Activity: Each entry needs to be reproduced verbatim.

Given entries:
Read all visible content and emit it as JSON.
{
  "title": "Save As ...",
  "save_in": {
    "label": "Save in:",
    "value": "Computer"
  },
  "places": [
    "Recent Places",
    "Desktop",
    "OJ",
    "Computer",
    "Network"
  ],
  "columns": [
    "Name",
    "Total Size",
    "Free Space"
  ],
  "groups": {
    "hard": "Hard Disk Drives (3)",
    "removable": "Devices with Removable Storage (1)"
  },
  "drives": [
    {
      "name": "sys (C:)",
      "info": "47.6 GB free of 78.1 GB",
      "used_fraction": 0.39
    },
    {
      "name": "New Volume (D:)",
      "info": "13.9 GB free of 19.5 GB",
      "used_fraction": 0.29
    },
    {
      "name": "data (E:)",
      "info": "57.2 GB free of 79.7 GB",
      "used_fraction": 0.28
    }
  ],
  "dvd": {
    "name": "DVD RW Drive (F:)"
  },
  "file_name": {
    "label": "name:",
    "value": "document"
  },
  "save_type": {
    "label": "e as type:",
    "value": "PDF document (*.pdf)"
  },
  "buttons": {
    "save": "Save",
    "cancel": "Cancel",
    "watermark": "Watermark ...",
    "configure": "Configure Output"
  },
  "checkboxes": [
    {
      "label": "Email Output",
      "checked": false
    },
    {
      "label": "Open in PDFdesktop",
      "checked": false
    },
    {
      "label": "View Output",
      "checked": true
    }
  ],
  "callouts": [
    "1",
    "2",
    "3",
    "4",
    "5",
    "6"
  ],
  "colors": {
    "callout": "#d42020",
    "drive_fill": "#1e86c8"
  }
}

Answer space:
Read all visible content and emit it as JSON.
{
  "title": "Save As ...",
  "save_in": {
    "label": "Save in:",
    "value": "Computer"
  },
  "places": [
    "Recent Places",
    "Desktop",
    "OJ",
    "Computer",
    "Network"
  ],
  "columns": [
    "Name",
    "Total Size",
    "Free Space"
  ],
  "groups": {
    "hard": "Hard Disk Drives (3)",
    "removable": "Devices with Removable Storage (1)"
  },
  "drives": [
    {
      "name": "sys (C:)",
      "info": "47.6 GB free of 78.1 GB",
      "used_fraction": 0.39
    },
    {
      "name": "New Volume (D:)",
      "info": "13.9 GB free of 19.5 GB",
      "used_fraction": 0.29
    },
    {
      "name": "data (E:)",
      "info": "57.2 GB free of 79.7 GB",
      "used_fraction": 0.28
    }
  ],
  "dvd": {
    "name": "DVD RW Drive (F:)"
  },
  "file_name": {
    "label": "name:",
    "value": "document"
  },
  "save_type": {
    "label": "e as type:",
    "value": "PDF document (*.pdf)"
  },
  "buttons": {
    "save": "Save",
    "cancel": "Cancel",
    "watermark": "Watermark ...",
    "configure": "Configure Output"
  },
  "checkboxes": [
    {
      "label": "Email Output",
      "checked": false
    },
    {
      "label": "Open in PDFdesktop",
      "checked": false
    },
    {
      "label": "View Output",
      "checked": true
    }
  ],
  "callouts": [
    "1",
    "2",
    "3",
    "4",
    "5",
    "6"
  ],
  "colors": {
    "callout": "#d42020",
    "drive_fill": "#1e86c8"
  }
}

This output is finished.